Assigned task: Each entry below should be reproduced character for character.

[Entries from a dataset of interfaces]

Segment Open

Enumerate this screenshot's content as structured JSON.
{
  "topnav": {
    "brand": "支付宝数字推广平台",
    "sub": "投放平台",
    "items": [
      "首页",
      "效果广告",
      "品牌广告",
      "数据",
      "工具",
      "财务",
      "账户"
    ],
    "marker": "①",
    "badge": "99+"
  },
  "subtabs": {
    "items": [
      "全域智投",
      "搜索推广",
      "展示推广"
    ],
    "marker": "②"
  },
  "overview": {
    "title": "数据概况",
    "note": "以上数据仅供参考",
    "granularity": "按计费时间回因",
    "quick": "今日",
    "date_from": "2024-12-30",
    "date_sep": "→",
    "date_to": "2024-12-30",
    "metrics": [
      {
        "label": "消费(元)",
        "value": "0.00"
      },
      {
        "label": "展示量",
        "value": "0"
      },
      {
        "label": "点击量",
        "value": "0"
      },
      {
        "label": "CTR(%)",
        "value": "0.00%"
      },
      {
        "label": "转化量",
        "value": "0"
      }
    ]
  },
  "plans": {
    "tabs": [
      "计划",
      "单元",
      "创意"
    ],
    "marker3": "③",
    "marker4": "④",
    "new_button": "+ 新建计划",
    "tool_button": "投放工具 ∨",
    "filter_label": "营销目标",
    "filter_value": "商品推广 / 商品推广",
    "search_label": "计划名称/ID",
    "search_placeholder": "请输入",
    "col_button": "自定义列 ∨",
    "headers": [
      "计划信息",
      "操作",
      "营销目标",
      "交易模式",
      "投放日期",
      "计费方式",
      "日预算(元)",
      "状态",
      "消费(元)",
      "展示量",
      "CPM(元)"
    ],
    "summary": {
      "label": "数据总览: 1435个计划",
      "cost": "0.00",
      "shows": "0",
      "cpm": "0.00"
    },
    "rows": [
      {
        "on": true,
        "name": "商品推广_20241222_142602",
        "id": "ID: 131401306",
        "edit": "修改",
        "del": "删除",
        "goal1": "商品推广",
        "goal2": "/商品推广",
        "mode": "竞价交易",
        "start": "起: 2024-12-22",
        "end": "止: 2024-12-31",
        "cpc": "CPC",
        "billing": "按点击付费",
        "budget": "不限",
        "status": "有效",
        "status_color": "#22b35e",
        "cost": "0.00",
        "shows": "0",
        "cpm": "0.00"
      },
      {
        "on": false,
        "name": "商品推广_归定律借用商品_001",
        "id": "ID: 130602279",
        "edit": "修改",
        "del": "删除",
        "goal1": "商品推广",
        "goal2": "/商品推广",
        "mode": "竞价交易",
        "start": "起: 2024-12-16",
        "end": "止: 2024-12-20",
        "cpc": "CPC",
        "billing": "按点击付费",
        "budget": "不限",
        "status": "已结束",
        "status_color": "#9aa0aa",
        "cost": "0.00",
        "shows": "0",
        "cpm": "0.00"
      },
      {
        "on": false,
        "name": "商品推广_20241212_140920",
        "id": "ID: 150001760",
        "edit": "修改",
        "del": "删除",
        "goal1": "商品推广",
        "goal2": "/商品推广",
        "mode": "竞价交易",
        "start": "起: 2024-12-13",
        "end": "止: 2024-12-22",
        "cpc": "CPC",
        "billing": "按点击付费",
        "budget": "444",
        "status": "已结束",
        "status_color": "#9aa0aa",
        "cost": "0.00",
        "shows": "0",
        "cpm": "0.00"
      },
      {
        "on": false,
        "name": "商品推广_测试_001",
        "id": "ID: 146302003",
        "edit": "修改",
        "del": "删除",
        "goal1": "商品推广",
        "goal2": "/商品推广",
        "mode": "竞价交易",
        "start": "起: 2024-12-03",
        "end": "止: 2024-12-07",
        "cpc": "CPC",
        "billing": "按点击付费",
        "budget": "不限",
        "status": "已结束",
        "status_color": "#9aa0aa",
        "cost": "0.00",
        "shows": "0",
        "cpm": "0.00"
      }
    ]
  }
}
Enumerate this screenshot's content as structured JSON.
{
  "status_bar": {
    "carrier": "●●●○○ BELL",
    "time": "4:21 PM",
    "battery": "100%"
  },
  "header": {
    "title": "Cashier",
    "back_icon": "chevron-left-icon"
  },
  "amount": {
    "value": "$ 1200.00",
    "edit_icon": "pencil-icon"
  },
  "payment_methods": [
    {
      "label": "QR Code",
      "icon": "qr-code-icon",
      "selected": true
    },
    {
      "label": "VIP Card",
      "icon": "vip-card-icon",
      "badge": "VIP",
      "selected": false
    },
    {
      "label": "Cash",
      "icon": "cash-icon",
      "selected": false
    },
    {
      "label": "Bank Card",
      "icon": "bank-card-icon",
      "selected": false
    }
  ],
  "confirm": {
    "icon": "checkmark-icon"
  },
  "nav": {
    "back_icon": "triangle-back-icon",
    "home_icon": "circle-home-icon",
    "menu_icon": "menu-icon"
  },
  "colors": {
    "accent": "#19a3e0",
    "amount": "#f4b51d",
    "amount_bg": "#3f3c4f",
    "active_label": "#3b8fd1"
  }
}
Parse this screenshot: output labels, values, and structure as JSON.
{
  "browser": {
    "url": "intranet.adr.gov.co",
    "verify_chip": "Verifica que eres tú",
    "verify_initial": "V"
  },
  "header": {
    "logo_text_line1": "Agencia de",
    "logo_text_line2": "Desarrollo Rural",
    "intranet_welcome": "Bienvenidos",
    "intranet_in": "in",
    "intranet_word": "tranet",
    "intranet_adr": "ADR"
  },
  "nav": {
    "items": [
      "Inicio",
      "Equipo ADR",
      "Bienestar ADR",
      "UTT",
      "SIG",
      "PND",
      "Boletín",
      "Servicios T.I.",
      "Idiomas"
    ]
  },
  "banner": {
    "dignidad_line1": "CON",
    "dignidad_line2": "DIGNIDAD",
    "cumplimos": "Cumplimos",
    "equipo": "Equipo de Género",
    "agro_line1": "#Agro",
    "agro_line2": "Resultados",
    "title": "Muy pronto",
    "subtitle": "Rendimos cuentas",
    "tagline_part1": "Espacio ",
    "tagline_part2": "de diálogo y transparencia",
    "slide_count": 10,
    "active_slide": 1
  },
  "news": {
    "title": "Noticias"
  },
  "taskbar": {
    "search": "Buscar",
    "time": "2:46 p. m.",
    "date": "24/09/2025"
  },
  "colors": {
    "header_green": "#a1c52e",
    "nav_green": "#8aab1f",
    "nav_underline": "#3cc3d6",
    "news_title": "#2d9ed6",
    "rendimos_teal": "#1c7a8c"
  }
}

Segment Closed

The completed task:
Enumerate this screenshot's content as structured JSON.
{
  "topnav": {
    "brand": "支付宝数字推广平台",
    "sub": "投放平台",
    "items": [
      "首页",
      "效果广告",
      "品牌广告",
      "数据",
      "工具",
      "财务",
      "账户"
    ],
    "marker": "①",
    "badge": "99+"
  },
  "subtabs": {
    "items": [
      "全域智投",
      "搜索推广",
      "展示推广"
    ],
    "marker": "②"
  },
  "overview": {
    "title": "数据概况",
    "note": "以上数据仅供参考",
    "granularity": "按计费时间回因",
    "quick": "今日",
    "date_from": "2024-12-30",
    "date_sep": "→",
    "date_to": "2024-12-30",
    "metrics": [
      {
        "label": "消费(元)",
        "value": "0.00"
      },
      {
        "label": "展示量",
        "value": "0"
      },
      {
        "label": "点击量",
        "value": "0"
      },
      {
        "label": "CTR(%)",
        "value": "0.00%"
      },
      {
        "label": "转化量",
        "value": "0"
      }
    ]
  },
  "plans": {
    "tabs": [
      "计划",
      "单元",
      "创意"
    ],
    "marker3": "③",
    "marker4": "④",
    "new_button": "+ 新建计划",
    "tool_button": "投放工具 ∨",
    "filter_label": "营销目标",
    "filter_value": "商品推广 / 商品推广",
    "search_label": "计划名称/ID",
    "search_placeholder": "请输入",
    "col_button": "自定义列 ∨",
    "headers": [
      "计划信息",
      "操作",
      "营销目标",
      "交易模式",
      "投放日期",
      "计费方式",
      "日预算(元)",
      "状态",
      "消费(元)",
      "展示量",
      "CPM(元)"
    ],
    "summary": {
      "label": "数据总览: 1435个计划",
      "cost": "0.00",
      "shows": "0",
      "cpm": "0.00"
    },
    "rows": [
      {
        "on": true,
        "name": "商品推广_20241222_142602",
        "id": "ID: 131401306",
        "edit": "修改",
        "del": "删除",
        "goal1": "商品推广",
        "goal2": "/商品推广",
        "mode": "竞价交易",
        "start": "起: 2024-12-22",
        "end": "止: 2024-12-31",
        "cpc": "CPC",
        "billing": "按点击付费",
        "budget": "不限",
        "status": "有效",
        "status_color": "#22b35e",
        "cost": "0.00",
        "shows": "0",
        "cpm": "0.00"
      },
      {
        "on": false,
        "name": "商品推广_归定律借用商品_001",
        "id": "ID: 130602279",
        "edit": "修改",
        "del": "删除",
        "goal1": "商品推广",
        "goal2": "/商品推广",
        "mode": "竞价交易",
        "start": "起: 2024-12-16",
        "end": "止: 2024-12-20",
        "cpc": "CPC",
        "billing": "按点击付费",
        "budget": "不限",
        "status": "已结束",
        "status_color": "#9aa0aa",
        "cost": "0.00",
        "shows": "0",
        "cpm": "0.00"
      },
      {
        "on": false,
        "name": "商品推广_20241212_140920",
        "id": "ID: 150001760",
        "edit": "修改",
        "del": "删除",
        "goal1": "商品推广",
        "goal2": "/商品推广",
        "mode": "竞价交易",
        "start": "起: 2024-12-13",
        "end": "止: 2024-12-22",
        "cpc": "CPC",
        "billing": "按点击付费",
        "budget": "444",
        "status": "已结束",
        "status_color": "#9aa0aa",
        "cost": "0.00",
        "shows": "0",
        "cpm": "0.00"
      },
      {
        "on": false,
        "name": "商品推广_测试_001",
        "id": "ID: 146302003",
        "edit": "修改",
        "del": "删除",
        "goal1": "商品推广",
        "goal2": "/商品推广",
        "mode": "竞价交易",
        "start": "起: 2024-12-03",
        "end": "止: 2024-12-07",
        "cpc": "CPC",
        "billing": "按点击付费",
        "budget": "不限",
        "status": "已结束",
        "status_color": "#9aa0aa",
        "cost": "0.00",
        "shows": "0",
        "cpm": "0.00"
      }
    ]
  }
}
Enumerate this screenshot's content as structured JSON.
{
  "status_bar": {
    "carrier": "●●●○○ BELL",
    "time": "4:21 PM",
    "battery": "100%"
  },
  "header": {
    "title": "Cashier",
    "back_icon": "chevron-left-icon"
  },
  "amount": {
    "value": "$ 1200.00",
    "edit_icon": "pencil-icon"
  },
  "payment_methods": [
    {
      "label": "QR Code",
      "icon": "qr-code-icon",
      "selected": true
    },
    {
      "label": "VIP Card",
      "icon": "vip-card-icon",
      "badge": "VIP",
      "selected": false
    },
    {
      "label": "Cash",
      "icon": "cash-icon",
      "selected": false
    },
    {
      "label": "Bank Card",
      "icon": "bank-card-icon",
      "selected": false
    }
  ],
  "confirm": {
    "icon": "checkmark-icon"
  },
  "nav": {
    "back_icon": "triangle-back-icon",
    "home_icon": "circle-home-icon",
    "menu_icon": "menu-icon"
  },
  "colors": {
    "accent": "#19a3e0",
    "amount": "#f4b51d",
    "amount_bg": "#3f3c4f",
    "active_label": "#3b8fd1"
  }
}
Parse this screenshot: output labels, values, and structure as JSON.
{
  "browser": {
    "url": "intranet.adr.gov.co",
    "verify_chip": "Verifica que eres tú",
    "verify_initial": "V"
  },
  "header": {
    "logo_text_line1": "Agencia de",
    "logo_text_line2": "Desarrollo Rural",
    "intranet_welcome": "Bienvenidos",
    "intranet_in": "in",
    "intranet_word": "tranet",
    "intranet_adr": "ADR"
  },
  "nav": {
    "items": [
      "Inicio",
      "Equipo ADR",
      "Bienestar ADR",
      "UTT",
      "SIG",
      "PND",
      "Boletín",
      "Servicios T.I.",
      "Idiomas"
    ]
  },
  "banner": {
    "dignidad_line1": "CON",
    "dignidad_line2": "DIGNIDAD",
    "cumplimos": "Cumplimos",
    "equipo": "Equipo de Género",
    "agro_line1": "#Agro",
    "agro_line2": "Resultados",
    "title": "Muy pronto",
    "subtitle": "Rendimos cuentas",
    "tagline_part1": "Espacio ",
    "tagline_part2": "de diálogo y transparencia",
    "slide_count": 10,
    "active_slide": 1
  },
  "news": {
    "title": "Noticias"
  },
  "taskbar": {
    "search": "Buscar",
    "time": "2:46 p. m.",
    "date": "24/09/2025"
  },
  "colors": {
    "header_green": "#a1c52e",
    "nav_green": "#8aab1f",
    "nav_underline": "#3cc3d6",
    "news_title": "#2d9ed6",
    "rendimos_teal": "#1c7a8c"
  }
}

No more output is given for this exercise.